━━━━━ Entries shown
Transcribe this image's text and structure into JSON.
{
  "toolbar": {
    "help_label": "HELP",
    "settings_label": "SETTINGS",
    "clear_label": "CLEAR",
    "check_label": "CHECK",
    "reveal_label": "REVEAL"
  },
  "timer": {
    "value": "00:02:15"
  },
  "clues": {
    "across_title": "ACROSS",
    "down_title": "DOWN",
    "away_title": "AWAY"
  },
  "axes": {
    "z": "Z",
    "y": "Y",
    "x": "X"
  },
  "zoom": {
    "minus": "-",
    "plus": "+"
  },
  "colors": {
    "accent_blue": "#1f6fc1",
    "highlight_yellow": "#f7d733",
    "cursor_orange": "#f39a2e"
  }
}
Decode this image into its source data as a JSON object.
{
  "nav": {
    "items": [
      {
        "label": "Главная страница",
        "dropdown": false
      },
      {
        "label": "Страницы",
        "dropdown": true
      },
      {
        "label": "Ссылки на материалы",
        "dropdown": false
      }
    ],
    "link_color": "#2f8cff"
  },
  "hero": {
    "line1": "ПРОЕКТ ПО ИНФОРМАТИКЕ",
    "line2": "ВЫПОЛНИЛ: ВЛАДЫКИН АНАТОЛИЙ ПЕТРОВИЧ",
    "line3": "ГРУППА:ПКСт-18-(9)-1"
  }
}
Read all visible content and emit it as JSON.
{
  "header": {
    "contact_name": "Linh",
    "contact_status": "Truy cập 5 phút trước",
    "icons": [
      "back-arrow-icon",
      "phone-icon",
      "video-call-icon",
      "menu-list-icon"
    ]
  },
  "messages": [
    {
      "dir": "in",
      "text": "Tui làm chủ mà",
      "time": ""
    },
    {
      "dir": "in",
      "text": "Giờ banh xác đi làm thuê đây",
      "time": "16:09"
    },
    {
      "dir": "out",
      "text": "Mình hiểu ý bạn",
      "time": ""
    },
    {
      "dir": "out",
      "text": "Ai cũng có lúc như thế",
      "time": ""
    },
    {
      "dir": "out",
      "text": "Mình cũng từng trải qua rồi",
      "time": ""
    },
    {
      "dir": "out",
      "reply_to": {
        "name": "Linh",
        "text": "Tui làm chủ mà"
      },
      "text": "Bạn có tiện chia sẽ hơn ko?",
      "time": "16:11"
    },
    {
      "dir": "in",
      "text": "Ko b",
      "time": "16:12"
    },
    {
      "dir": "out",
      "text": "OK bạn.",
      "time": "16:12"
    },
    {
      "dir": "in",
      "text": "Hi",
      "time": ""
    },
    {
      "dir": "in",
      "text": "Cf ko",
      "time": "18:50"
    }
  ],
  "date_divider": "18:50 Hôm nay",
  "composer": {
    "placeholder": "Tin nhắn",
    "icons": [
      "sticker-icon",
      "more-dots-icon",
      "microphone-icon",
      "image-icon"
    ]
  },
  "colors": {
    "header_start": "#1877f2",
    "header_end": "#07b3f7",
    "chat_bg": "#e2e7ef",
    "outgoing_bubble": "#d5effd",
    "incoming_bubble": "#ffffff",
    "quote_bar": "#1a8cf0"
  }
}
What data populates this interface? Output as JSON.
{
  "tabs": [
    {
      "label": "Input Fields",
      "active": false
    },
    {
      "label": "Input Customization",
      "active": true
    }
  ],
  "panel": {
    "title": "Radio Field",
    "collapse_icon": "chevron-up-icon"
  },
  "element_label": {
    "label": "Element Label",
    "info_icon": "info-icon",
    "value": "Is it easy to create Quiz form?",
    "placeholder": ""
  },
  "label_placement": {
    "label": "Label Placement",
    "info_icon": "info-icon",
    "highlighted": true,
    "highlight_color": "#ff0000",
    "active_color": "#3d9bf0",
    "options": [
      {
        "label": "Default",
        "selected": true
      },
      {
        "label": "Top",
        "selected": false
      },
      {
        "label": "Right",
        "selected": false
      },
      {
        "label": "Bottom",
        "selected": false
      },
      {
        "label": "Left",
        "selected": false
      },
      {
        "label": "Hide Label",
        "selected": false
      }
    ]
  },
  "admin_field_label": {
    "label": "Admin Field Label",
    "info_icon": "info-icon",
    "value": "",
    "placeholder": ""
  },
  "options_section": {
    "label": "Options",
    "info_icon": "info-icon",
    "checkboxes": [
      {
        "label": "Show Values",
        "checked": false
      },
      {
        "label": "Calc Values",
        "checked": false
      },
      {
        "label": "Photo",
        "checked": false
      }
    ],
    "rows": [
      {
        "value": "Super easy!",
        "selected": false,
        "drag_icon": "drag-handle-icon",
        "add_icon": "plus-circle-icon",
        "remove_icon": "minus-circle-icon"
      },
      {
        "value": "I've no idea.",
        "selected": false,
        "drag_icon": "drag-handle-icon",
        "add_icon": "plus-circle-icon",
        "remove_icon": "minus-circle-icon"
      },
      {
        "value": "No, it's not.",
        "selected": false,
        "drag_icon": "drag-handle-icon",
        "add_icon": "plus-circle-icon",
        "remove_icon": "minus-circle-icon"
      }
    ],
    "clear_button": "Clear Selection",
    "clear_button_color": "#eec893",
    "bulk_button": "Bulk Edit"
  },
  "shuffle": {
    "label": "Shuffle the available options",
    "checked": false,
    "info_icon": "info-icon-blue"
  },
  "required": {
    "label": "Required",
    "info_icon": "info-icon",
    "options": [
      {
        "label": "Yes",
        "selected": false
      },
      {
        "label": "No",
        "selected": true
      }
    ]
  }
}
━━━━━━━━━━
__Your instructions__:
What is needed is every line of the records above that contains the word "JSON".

__Task result__:
Transcribe this image's text and structure into JSON.
Decode this image into its source data as a JSON object.
Read all visible content and emit it as JSON.
What data populates this interface? Output as JSON.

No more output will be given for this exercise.